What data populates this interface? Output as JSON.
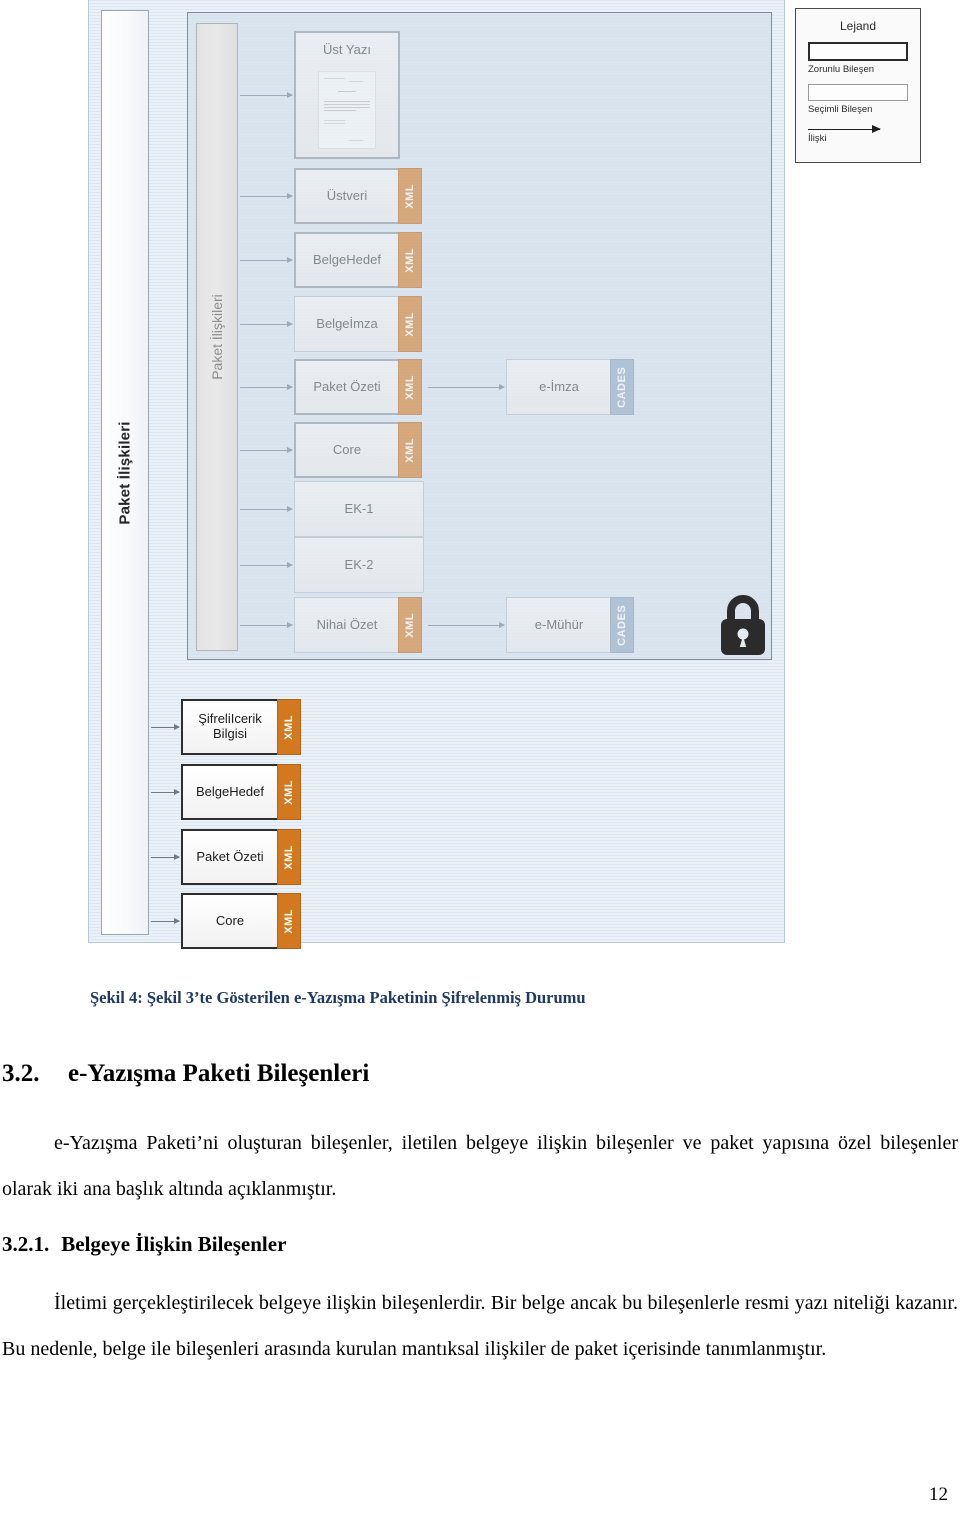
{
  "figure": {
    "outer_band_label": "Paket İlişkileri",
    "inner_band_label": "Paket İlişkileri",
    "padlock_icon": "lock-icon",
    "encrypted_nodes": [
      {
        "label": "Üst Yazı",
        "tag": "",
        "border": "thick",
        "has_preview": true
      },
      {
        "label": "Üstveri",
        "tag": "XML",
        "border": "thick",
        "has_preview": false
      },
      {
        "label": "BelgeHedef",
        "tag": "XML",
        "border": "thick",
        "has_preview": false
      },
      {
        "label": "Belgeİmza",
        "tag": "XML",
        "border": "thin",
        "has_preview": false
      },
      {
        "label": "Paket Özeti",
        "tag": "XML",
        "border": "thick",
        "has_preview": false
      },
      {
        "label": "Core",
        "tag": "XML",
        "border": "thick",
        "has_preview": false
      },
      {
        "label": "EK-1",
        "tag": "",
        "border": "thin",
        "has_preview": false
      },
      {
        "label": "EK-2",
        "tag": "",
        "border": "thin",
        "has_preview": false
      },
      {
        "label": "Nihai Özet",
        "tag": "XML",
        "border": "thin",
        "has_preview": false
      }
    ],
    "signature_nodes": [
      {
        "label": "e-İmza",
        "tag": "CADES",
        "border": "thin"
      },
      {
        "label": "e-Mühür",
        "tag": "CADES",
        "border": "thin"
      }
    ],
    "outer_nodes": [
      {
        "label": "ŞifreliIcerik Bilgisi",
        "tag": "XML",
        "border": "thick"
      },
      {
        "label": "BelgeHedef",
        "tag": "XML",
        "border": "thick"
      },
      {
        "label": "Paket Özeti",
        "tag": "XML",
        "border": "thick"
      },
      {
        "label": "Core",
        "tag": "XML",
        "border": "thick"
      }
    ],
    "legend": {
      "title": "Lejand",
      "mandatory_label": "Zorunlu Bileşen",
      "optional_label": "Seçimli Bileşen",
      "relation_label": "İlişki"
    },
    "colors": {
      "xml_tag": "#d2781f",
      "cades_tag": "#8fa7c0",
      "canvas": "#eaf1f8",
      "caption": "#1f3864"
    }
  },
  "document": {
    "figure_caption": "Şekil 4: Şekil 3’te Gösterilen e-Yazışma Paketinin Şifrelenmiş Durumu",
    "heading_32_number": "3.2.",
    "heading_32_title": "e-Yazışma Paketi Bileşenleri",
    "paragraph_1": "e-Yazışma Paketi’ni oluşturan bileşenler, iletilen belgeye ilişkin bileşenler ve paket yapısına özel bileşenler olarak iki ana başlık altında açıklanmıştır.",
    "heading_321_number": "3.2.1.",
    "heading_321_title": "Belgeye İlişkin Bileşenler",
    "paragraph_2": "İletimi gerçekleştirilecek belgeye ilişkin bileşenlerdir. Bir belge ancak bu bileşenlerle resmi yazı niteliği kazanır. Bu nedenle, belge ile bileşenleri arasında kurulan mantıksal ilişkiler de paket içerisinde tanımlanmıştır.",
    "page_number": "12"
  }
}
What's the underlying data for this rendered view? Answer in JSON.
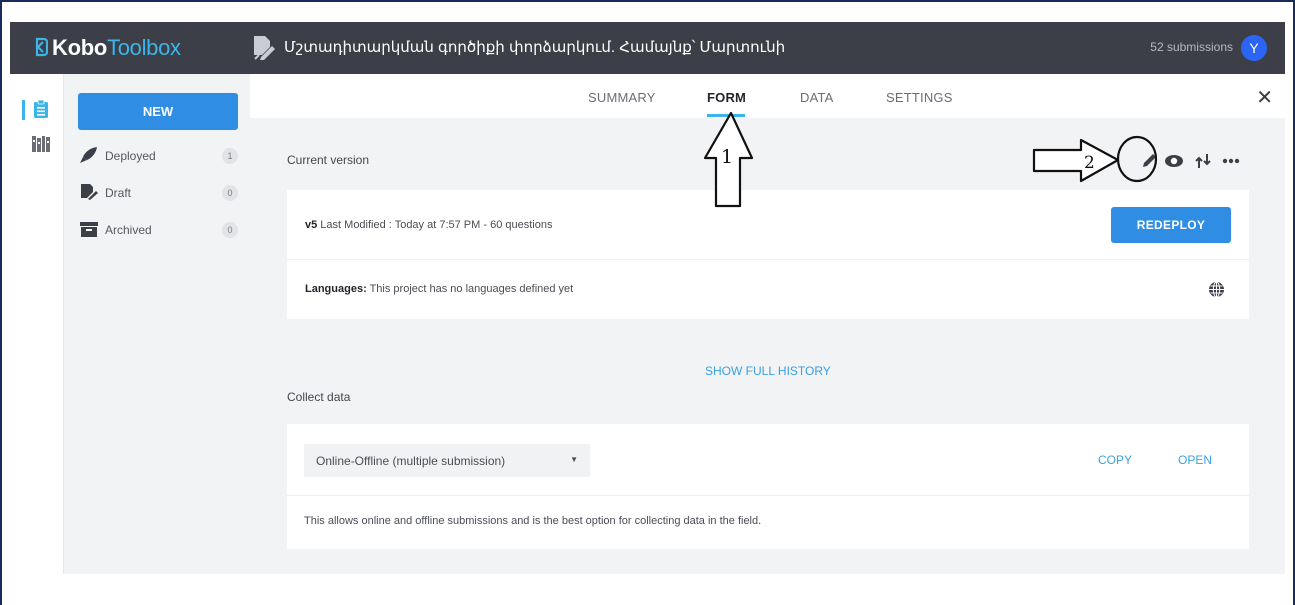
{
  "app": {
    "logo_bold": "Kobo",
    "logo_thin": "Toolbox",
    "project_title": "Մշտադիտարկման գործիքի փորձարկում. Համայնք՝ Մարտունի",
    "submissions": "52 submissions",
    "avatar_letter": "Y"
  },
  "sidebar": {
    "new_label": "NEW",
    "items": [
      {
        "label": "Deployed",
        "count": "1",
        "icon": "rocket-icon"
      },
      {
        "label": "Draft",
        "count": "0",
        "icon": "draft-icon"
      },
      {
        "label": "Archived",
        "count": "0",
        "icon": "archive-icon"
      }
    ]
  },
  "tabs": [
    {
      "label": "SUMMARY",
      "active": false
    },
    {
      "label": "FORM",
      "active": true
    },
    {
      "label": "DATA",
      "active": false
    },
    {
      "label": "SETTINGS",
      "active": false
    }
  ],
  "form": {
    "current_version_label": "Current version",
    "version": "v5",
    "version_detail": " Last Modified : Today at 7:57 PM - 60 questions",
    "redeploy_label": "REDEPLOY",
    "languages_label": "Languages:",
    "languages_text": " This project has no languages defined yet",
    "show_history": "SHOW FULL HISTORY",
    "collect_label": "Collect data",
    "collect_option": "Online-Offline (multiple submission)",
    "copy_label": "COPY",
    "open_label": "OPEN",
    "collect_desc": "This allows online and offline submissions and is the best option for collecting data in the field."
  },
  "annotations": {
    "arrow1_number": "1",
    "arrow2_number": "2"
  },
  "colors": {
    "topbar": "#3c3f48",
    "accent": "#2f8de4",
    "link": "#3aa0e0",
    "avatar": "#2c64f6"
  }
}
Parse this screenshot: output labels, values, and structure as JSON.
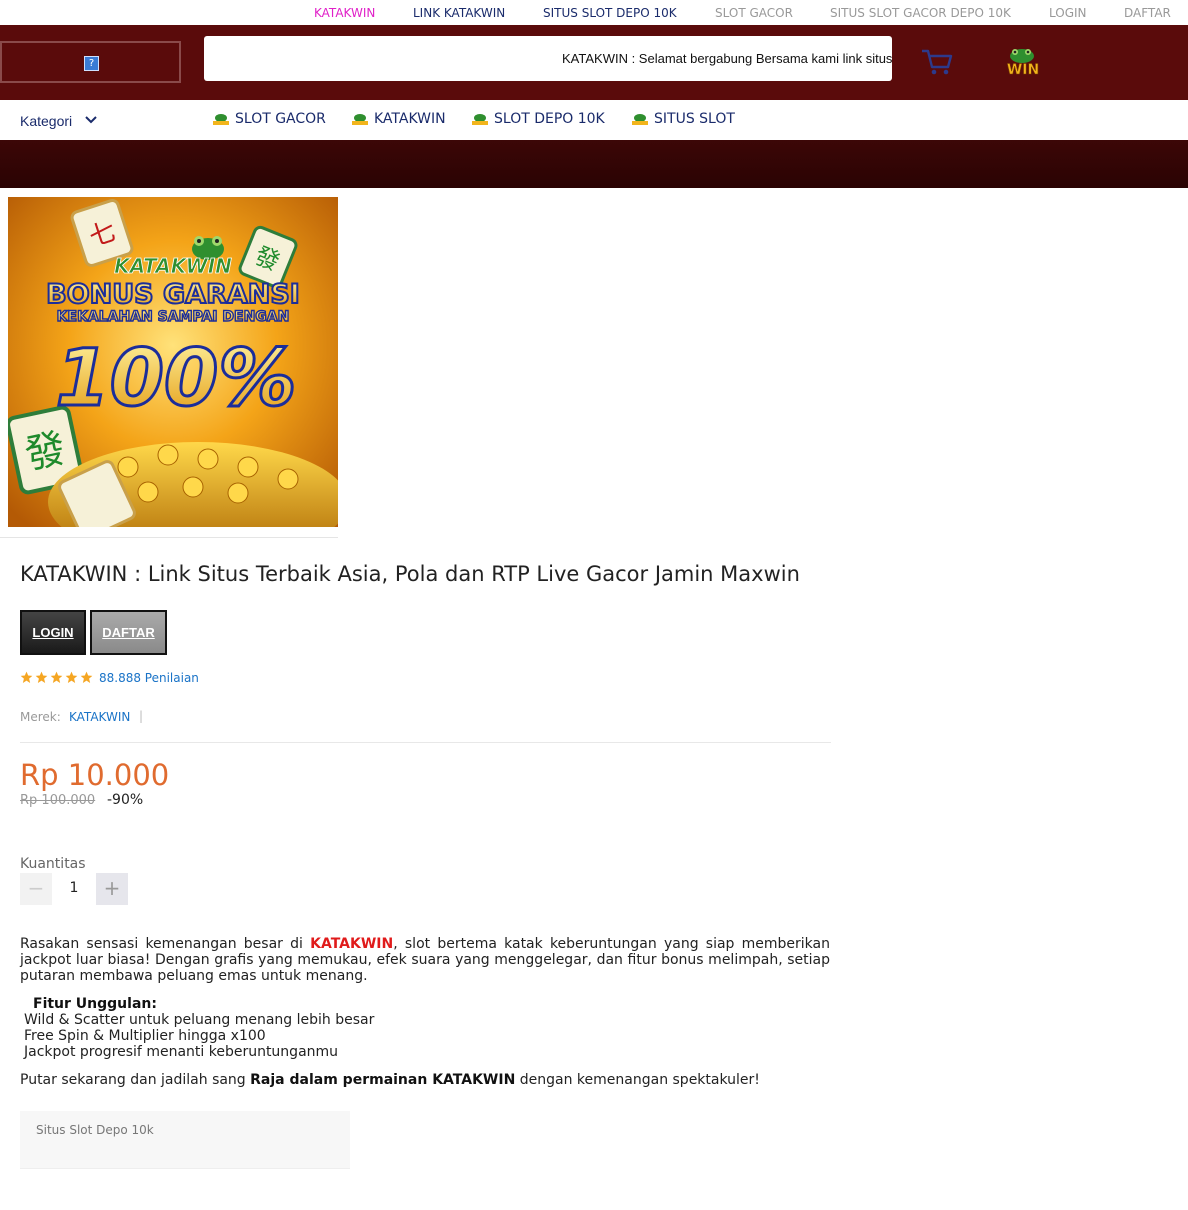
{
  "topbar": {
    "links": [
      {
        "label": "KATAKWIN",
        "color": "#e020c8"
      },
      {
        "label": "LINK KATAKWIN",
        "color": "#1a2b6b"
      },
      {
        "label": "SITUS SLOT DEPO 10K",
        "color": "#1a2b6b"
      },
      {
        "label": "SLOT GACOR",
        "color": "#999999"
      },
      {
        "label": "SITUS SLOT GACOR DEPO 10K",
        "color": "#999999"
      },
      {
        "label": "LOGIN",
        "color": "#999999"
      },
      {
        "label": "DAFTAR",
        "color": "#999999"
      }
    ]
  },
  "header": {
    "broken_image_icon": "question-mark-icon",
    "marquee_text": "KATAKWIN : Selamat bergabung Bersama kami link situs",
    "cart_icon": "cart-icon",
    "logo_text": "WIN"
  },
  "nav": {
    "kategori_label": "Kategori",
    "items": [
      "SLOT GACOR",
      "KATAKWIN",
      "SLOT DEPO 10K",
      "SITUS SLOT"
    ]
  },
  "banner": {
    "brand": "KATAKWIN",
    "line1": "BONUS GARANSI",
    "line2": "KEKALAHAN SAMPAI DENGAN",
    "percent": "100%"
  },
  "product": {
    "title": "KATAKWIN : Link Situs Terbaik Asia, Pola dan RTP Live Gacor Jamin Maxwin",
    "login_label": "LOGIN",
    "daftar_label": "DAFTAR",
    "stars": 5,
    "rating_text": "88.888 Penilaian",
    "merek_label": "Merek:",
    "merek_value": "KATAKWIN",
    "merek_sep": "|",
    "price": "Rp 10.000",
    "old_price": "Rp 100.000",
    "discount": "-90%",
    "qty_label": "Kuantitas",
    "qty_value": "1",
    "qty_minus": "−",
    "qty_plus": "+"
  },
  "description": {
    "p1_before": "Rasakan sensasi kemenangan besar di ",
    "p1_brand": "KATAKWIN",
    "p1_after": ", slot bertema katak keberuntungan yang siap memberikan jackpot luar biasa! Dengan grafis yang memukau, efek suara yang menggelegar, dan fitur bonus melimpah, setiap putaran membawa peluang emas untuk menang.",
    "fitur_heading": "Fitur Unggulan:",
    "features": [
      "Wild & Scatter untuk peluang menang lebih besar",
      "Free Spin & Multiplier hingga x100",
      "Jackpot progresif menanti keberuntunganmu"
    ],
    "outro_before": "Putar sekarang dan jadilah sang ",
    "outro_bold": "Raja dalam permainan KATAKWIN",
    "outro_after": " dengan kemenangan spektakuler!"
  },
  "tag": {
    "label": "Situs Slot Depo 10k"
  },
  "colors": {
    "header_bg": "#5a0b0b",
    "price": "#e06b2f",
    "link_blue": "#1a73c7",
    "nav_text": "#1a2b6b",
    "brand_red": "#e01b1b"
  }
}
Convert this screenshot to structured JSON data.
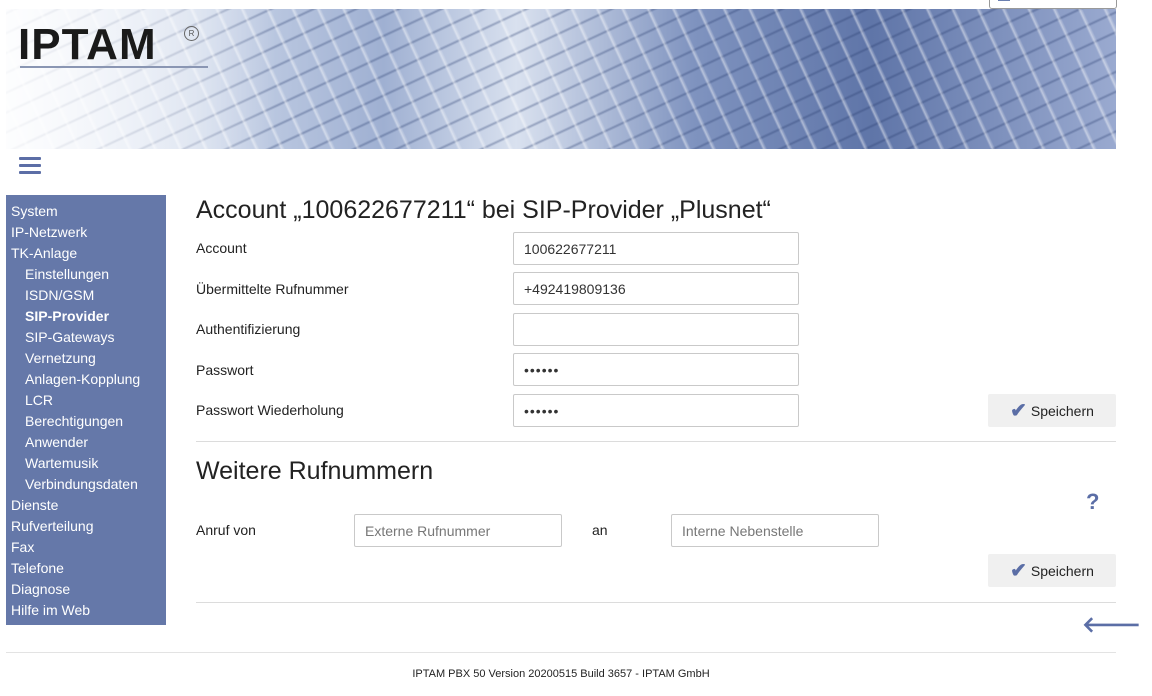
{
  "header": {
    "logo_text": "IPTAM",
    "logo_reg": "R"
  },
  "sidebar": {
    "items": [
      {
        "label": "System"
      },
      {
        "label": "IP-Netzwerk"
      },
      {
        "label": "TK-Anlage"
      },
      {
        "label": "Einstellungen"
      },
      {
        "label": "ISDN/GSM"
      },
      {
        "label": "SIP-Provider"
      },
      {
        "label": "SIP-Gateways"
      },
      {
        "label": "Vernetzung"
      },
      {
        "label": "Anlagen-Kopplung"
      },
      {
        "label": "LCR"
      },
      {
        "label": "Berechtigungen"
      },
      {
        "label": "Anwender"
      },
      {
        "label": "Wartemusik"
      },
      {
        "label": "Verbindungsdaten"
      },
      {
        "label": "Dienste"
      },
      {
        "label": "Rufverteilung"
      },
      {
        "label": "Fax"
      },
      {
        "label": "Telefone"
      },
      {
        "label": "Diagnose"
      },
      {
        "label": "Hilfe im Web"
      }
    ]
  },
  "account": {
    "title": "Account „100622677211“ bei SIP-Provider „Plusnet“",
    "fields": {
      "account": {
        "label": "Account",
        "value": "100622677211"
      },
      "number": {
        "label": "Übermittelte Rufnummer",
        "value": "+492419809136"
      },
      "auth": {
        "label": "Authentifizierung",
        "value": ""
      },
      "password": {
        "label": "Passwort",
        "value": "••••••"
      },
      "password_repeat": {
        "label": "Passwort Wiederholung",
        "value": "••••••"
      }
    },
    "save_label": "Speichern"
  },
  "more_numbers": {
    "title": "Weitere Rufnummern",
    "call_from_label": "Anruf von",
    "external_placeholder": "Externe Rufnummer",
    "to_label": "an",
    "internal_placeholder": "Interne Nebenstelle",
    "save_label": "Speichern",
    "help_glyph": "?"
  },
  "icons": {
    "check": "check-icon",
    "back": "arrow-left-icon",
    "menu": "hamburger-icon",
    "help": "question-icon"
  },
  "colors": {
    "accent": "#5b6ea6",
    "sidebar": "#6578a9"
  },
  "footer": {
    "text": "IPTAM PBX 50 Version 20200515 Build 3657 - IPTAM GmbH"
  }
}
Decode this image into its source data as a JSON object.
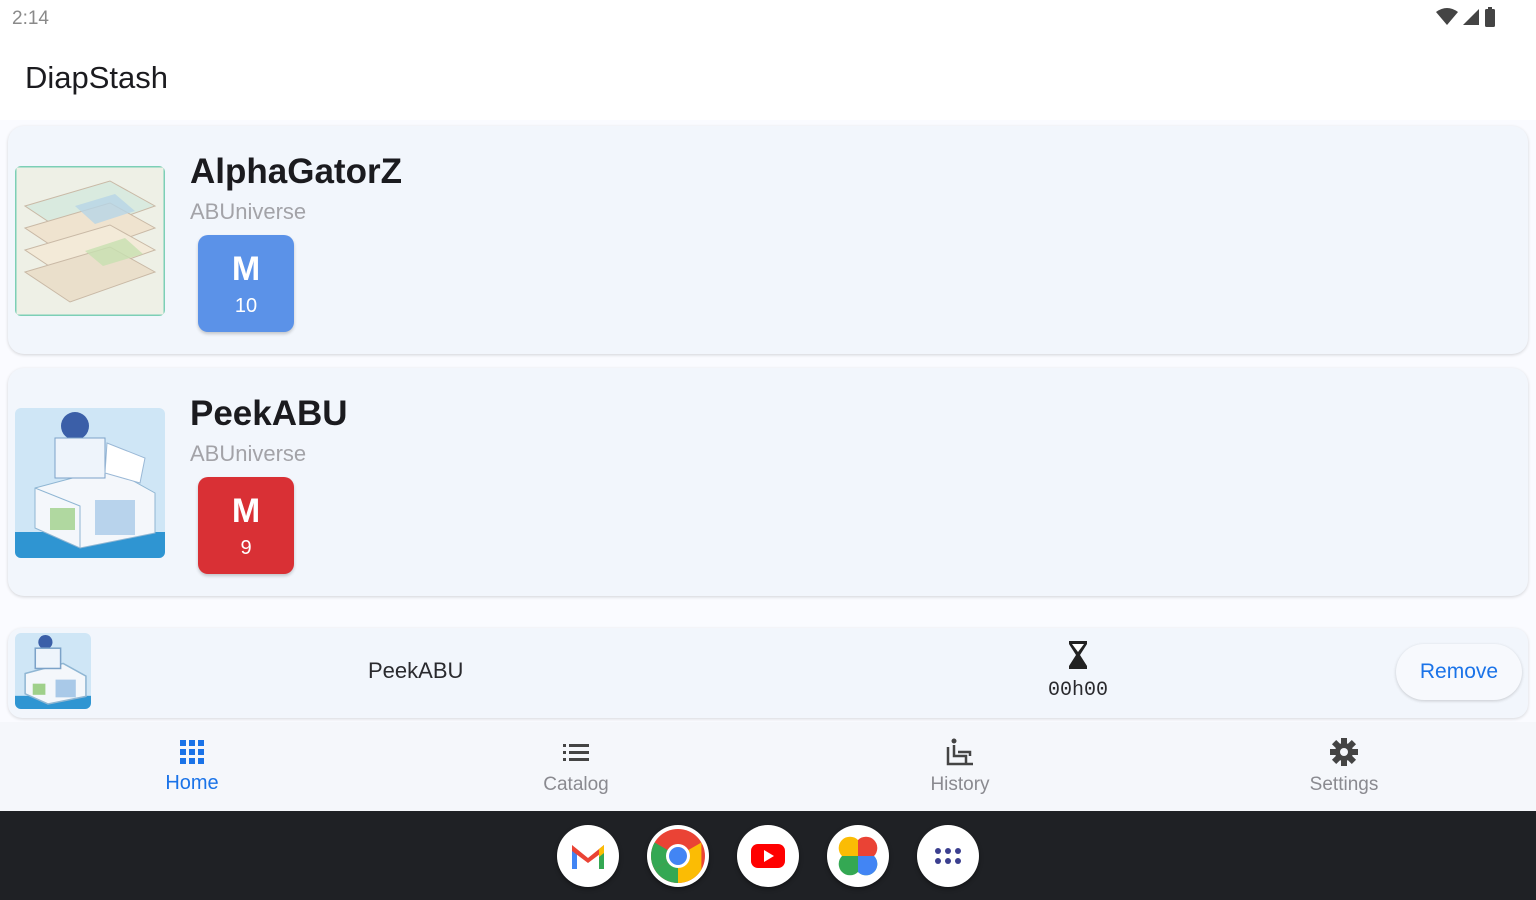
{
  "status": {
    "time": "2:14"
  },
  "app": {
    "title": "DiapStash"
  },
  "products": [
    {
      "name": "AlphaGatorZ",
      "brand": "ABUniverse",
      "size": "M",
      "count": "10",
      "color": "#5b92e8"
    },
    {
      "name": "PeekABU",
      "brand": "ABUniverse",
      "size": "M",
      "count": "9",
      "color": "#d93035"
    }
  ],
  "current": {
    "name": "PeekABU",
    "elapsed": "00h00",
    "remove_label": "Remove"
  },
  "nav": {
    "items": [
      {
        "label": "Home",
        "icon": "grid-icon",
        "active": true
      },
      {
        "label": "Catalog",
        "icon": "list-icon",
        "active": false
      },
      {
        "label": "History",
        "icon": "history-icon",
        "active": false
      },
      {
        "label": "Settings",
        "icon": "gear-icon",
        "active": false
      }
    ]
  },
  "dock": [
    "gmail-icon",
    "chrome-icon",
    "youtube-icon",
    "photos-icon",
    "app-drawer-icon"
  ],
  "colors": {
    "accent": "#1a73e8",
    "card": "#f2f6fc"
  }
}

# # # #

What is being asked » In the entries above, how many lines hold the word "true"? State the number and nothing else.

Task result » 3